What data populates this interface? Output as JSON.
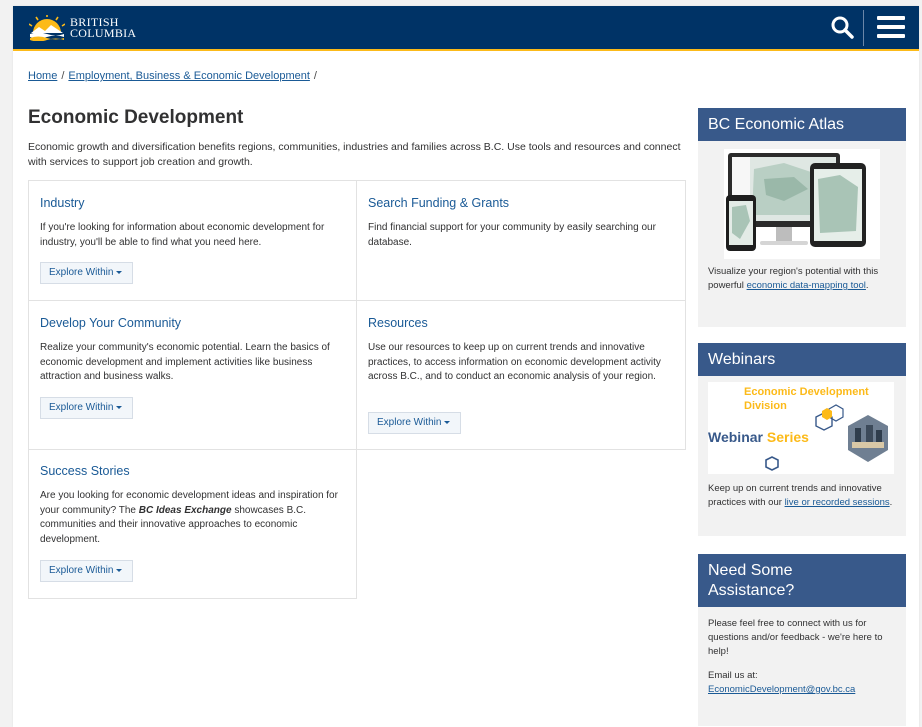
{
  "header": {
    "logo_line1": "BRITISH",
    "logo_line2": "COLUMBIA"
  },
  "breadcrumb": {
    "home": "Home",
    "sep1": "/",
    "section": "Employment, Business & Economic Development",
    "sep2": "/"
  },
  "page": {
    "title": "Economic Development",
    "intro": "Economic growth and diversification benefits regions, communities, industries and families across B.C. Use tools and resources and connect with services to support job creation and growth."
  },
  "cards": [
    {
      "title": "Industry",
      "text": "If you're looking for information about economic development for industry, you'll be able to find what you need here.",
      "button": "Explore Within"
    },
    {
      "title": "Search Funding & Grants",
      "text": "Find financial support for your community by easily searching our database."
    },
    {
      "title": "Develop Your Community",
      "text": "Realize your community's economic potential. Learn the basics of economic development and implement activities like business attraction and business walks.",
      "button": "Explore Within"
    },
    {
      "title": "Resources",
      "text": "Use our resources to keep up on current trends and innovative practices, to access information on economic development activity across B.C., and to conduct an economic analysis of your region.",
      "button": "Explore Within"
    },
    {
      "title": "Success Stories",
      "text_before": "Are you looking for economic development ideas and inspiration for your community? The ",
      "text_emphasis": "BC Ideas Exchange",
      "text_after": " showcases B.C. communities and their innovative approaches to economic development.",
      "button": "Explore Within"
    }
  ],
  "sidebar": {
    "atlas": {
      "heading": "BC Economic Atlas",
      "text_before": "Visualize your region's potential with this powerful ",
      "link": "economic data-mapping tool",
      "text_after": "."
    },
    "webinars": {
      "heading": "Webinars",
      "banner_line1": "Economic Development",
      "banner_line2": "Division",
      "banner_word1": "Webinar",
      "banner_word2": "Series",
      "text_before": "Keep up on current trends and innovative practices with our ",
      "link": "live or recorded sessions",
      "text_after": "."
    },
    "assist": {
      "heading_line1": "Need Some",
      "heading_line2": "Assistance?",
      "text": "Please feel free to connect with us for questions and/or feedback - we're here to help!",
      "email_label": "Email us at:",
      "email": "EconomicDevelopment@gov.bc.ca"
    }
  },
  "colors": {
    "header_bg": "#003366",
    "accent_gold": "#fcba19",
    "link": "#1a5a96",
    "sidebar_heading_bg": "#38598a"
  },
  "icons": {
    "search": "search-icon",
    "menu": "hamburger-menu-icon",
    "caret": "caret-down-icon"
  }
}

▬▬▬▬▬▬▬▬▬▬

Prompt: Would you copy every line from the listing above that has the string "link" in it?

Problem solution:
      "link": "economic data-mapping tool",
      "link": "live or recorded sessions",
    "link": "#1a5a96",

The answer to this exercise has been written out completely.